Family law in a nutshell basically have to deals with marriage and divorce, child care, and family relationships. The ways we deal with marriage and divorce in Canada promotes justice because there are many procedures to getting a divorce and marriage. For instance, in order to get married, there are minimum age limits, and you have to follow a proper procedure to get legally married. In order to get divorced, there are also many procedures that you have to follow regarding child support, spousal support, child custody, and the division of assets. The law makes sure that after your divorce, you would have the proper support that you may need in order to inflict as little change as possible.
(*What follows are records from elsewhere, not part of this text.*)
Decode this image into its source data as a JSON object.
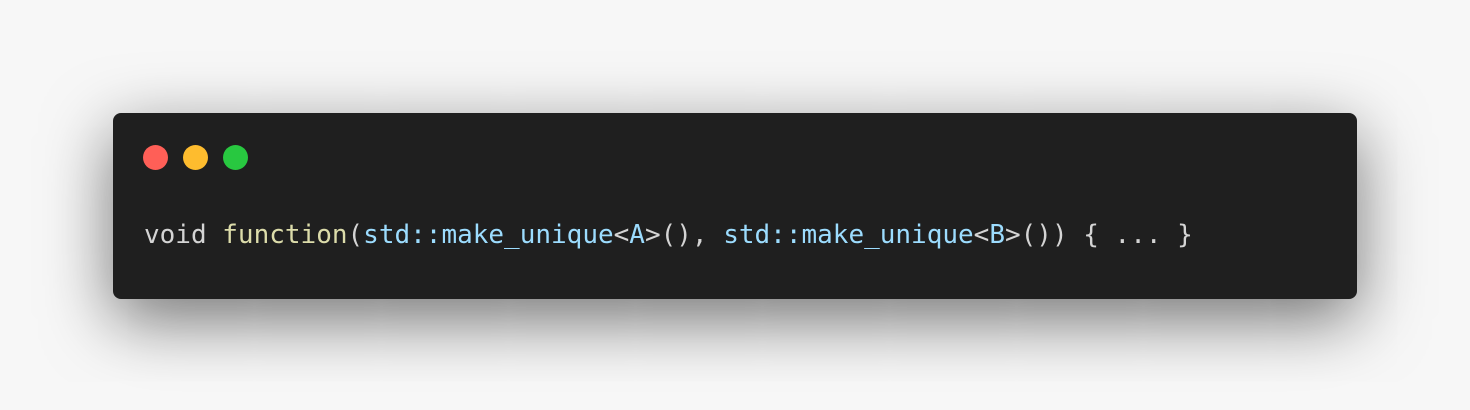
{
  "window": {
    "controls": [
      {
        "name": "close",
        "color": "#ff5f57"
      },
      {
        "name": "minimize",
        "color": "#febc2e"
      },
      {
        "name": "zoom",
        "color": "#28c840"
      }
    ]
  },
  "code": {
    "tokens": [
      {
        "text": "void ",
        "color": "#d4d4d4"
      },
      {
        "text": "function",
        "color": "#dcdcaa"
      },
      {
        "text": "(",
        "color": "#d4d4d4"
      },
      {
        "text": "std::make_unique",
        "color": "#9cdcfe"
      },
      {
        "text": "<",
        "color": "#d4d4d4"
      },
      {
        "text": "A",
        "color": "#9cdcfe"
      },
      {
        "text": ">(), ",
        "color": "#d4d4d4"
      },
      {
        "text": "std::make_unique",
        "color": "#9cdcfe"
      },
      {
        "text": "<",
        "color": "#d4d4d4"
      },
      {
        "text": "B",
        "color": "#9cdcfe"
      },
      {
        "text": ">()) { ... }",
        "color": "#d4d4d4"
      }
    ]
  }
}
The truth is that our current justice system that we have is no doubt corrupted and unjust. It is beyond a doubt that our justice system is heavily influenced by the social, sexual, and class discriminations that fuel our society. Of course, we have progressed a long way since the 1700s. We, as the next generation of humans have realized our past mistakes and are slowly beginning to rectify our actions. We have implemented the due process progress to ensure a more fair trial, we have opened up voting to all men and women of different races, we have recently seen more Indigenous representation in the government such as the first Ingenious Supreme Court judge of Canada, we have accomplished all these tasks within a relatively short period of human history, and although we should feel proud about increased minority representation in both government and society, we cannot stop here. There are still way more injustices in our society that we need to address such as LGBTQ rights and womens’ privacy to name a few. The truth is that when you ask the question “Do our current governing system promote justice?” The answer is “maybe.” There are too many factors that could go wrong in a perfect government system and this is the reason why there are no perfect governing systems. Throughout history, humans adapted to their environments and changed with age so that we don't become extinct. Justice is a living concept and many times, when we objectify concepts, they become judged upon as good or bad. If you look at other parts of the world today, there are countless governing systems and styles that work with their population of individuals; one style of government might not fit every country’s needs. With that said, there is not a satisfying answer to this question “Do our current governing system promote justice?” We have a justice system that doesn’t hinder or promote justice. We have a justice system that works for us, and that’s all there needs to be.